### [What is being asked]
Your answer should be one number: the count of lines in these entries that hold the word "Thank".

Provided data below:

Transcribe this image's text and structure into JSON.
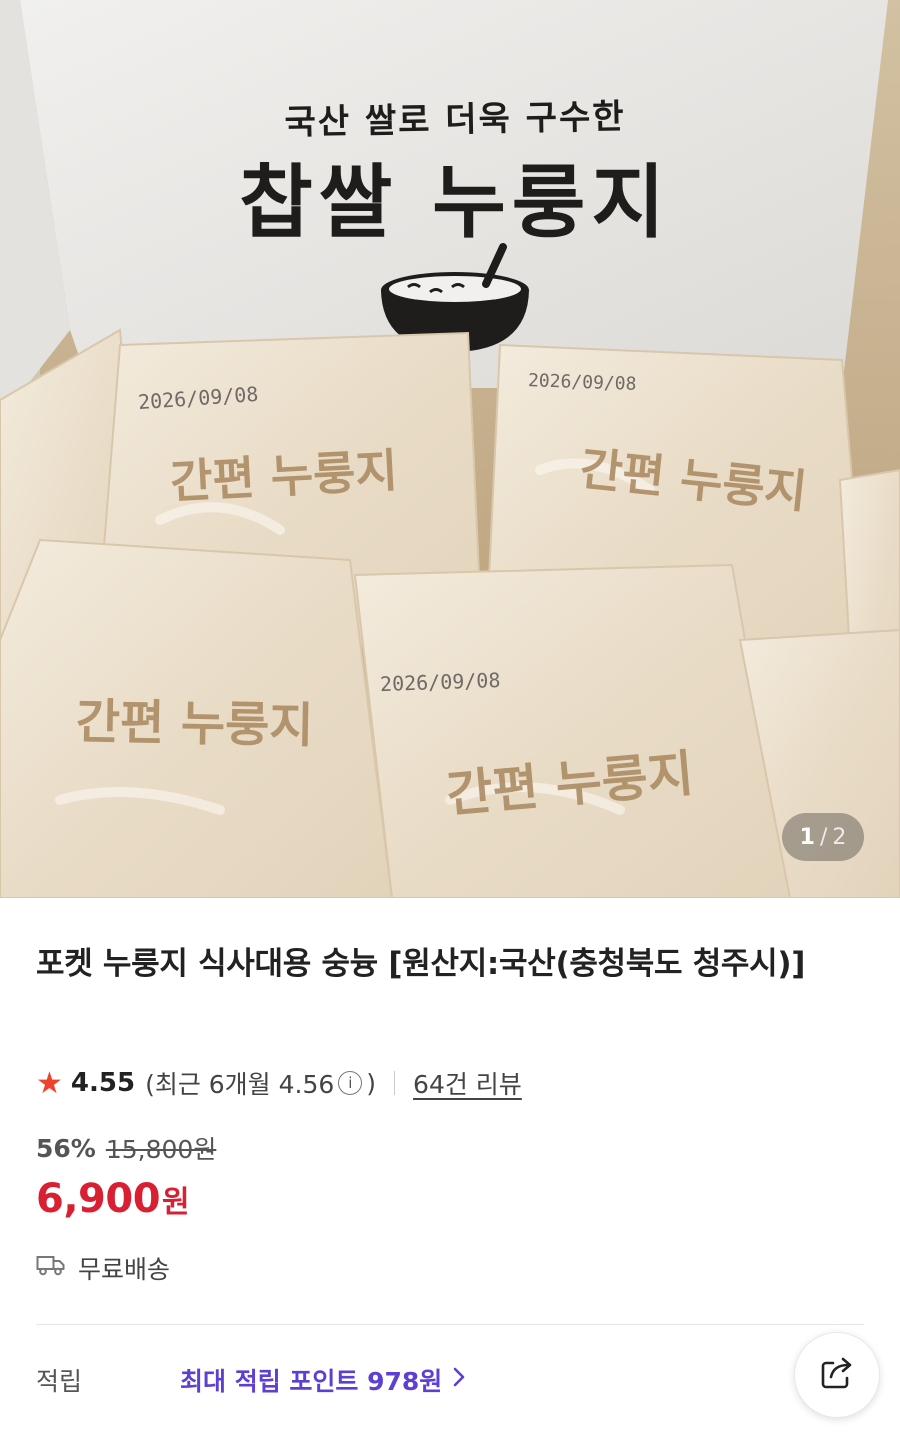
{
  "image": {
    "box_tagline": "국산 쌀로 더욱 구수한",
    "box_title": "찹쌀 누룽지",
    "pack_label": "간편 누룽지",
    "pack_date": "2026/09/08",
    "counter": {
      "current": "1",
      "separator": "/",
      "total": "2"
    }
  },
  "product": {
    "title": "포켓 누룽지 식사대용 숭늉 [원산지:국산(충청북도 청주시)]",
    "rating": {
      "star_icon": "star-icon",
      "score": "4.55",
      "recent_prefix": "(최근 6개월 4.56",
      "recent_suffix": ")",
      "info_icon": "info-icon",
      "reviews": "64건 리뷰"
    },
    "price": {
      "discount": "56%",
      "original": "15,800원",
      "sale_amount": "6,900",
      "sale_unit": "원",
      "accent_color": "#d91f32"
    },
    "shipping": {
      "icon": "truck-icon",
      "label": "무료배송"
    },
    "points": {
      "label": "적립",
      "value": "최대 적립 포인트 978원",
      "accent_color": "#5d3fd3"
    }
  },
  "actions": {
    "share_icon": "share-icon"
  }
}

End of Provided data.
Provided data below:

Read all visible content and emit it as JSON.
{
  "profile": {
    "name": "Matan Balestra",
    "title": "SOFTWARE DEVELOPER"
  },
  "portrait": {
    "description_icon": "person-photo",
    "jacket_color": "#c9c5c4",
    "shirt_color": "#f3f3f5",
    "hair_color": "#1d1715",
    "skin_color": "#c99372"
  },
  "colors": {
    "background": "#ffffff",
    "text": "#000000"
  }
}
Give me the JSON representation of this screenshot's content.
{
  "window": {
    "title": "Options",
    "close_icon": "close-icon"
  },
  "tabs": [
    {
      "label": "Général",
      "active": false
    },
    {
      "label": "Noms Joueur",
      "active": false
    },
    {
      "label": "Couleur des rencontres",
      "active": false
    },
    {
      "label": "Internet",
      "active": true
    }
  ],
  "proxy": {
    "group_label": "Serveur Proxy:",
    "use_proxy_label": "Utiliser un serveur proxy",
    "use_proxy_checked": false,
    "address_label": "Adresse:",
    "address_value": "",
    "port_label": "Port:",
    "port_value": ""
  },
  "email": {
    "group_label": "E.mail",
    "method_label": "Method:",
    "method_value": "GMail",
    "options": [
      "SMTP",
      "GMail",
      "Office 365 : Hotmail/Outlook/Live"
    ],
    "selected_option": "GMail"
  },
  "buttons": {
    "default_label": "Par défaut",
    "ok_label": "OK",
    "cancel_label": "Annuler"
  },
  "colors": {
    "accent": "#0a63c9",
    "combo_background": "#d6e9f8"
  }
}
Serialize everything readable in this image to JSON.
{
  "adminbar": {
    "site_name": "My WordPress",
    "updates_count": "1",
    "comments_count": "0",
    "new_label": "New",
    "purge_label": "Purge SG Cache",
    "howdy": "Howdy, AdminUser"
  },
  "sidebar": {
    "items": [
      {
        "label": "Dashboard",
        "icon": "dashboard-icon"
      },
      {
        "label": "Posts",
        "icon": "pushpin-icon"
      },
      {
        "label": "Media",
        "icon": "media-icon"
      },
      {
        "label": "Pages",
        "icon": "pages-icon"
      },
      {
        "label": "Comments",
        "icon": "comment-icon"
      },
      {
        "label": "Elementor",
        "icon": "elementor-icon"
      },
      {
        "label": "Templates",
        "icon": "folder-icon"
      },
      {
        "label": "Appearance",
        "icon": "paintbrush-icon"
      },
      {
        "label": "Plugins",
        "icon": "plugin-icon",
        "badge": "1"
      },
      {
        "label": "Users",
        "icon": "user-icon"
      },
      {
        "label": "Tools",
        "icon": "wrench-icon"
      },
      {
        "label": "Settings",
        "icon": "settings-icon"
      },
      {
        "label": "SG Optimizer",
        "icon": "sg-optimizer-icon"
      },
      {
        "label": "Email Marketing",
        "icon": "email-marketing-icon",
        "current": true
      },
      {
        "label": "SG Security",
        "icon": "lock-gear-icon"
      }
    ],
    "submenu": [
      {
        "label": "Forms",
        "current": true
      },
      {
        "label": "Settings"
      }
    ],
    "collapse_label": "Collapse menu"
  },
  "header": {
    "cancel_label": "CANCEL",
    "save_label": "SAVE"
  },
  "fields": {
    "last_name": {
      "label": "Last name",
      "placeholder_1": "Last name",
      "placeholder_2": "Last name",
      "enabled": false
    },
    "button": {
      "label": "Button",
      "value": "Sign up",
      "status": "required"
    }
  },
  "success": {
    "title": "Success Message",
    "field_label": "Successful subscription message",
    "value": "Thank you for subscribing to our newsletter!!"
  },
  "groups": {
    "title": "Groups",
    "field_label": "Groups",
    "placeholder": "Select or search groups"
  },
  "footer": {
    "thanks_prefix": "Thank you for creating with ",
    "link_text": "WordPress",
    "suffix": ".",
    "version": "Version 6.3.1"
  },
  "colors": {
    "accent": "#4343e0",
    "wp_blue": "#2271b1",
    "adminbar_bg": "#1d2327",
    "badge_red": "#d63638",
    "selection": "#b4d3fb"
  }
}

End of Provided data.

### [Your response]
2